» Brief: Could you please reproduce the entries exactly, leaving out any pictures?

[Page and application data records]
----------

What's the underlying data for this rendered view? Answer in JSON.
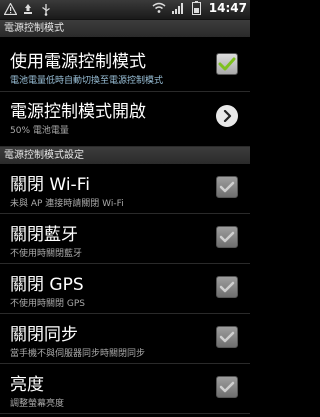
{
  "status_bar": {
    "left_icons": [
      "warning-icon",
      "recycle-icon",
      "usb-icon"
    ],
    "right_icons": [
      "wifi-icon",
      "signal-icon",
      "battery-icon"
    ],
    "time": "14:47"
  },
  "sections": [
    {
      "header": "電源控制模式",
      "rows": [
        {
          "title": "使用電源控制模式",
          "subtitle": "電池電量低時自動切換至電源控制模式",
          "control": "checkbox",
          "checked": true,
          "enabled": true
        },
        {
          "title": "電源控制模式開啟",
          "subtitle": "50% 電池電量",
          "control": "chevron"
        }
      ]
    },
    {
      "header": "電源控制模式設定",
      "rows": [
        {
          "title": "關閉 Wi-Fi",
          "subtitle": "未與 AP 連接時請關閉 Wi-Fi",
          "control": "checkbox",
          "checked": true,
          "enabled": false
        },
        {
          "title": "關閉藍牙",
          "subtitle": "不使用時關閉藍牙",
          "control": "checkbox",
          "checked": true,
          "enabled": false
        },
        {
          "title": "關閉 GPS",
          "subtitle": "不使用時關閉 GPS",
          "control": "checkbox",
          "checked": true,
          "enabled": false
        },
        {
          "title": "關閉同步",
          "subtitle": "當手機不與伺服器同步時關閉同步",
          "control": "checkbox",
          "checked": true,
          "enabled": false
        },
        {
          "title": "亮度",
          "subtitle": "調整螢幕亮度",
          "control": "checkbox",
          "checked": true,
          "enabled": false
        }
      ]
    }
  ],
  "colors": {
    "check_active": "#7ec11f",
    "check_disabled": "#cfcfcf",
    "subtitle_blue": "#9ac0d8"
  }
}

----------

» Exercise solution:
What's the underlying data for this rendered view? Answer in JSON.
{
  "status_bar": {
    "left_icons": [
      "warning-icon",
      "recycle-icon",
      "usb-icon"
    ],
    "right_icons": [
      "wifi-icon",
      "signal-icon",
      "battery-icon"
    ],
    "time": "14:47"
  },
  "sections": [
    {
      "header": "電源控制模式",
      "rows": [
        {
          "title": "使用電源控制模式",
          "subtitle": "電池電量低時自動切換至電源控制模式",
          "control": "checkbox",
          "checked": true,
          "enabled": true
        },
        {
          "title": "電源控制模式開啟",
          "subtitle": "50% 電池電量",
          "control": "chevron"
        }
      ]
    },
    {
      "header": "電源控制模式設定",
      "rows": [
        {
          "title": "關閉 Wi-Fi",
          "subtitle": "未與 AP 連接時請關閉 Wi-Fi",
          "control": "checkbox",
          "checked": true,
          "enabled": false
        },
        {
          "title": "關閉藍牙",
          "subtitle": "不使用時關閉藍牙",
          "control": "checkbox",
          "checked": true,
          "enabled": false
        },
        {
          "title": "關閉 GPS",
          "subtitle": "不使用時關閉 GPS",
          "control": "checkbox",
          "checked": true,
          "enabled": false
        },
        {
          "title": "關閉同步",
          "subtitle": "當手機不與伺服器同步時關閉同步",
          "control": "checkbox",
          "checked": true,
          "enabled": false
        },
        {
          "title": "亮度",
          "subtitle": "調整螢幕亮度",
          "control": "checkbox",
          "checked": true,
          "enabled": false
        }
      ]
    }
  ],
  "colors": {
    "check_active": "#7ec11f",
    "check_disabled": "#cfcfcf",
    "subtitle_blue": "#9ac0d8"
  }
}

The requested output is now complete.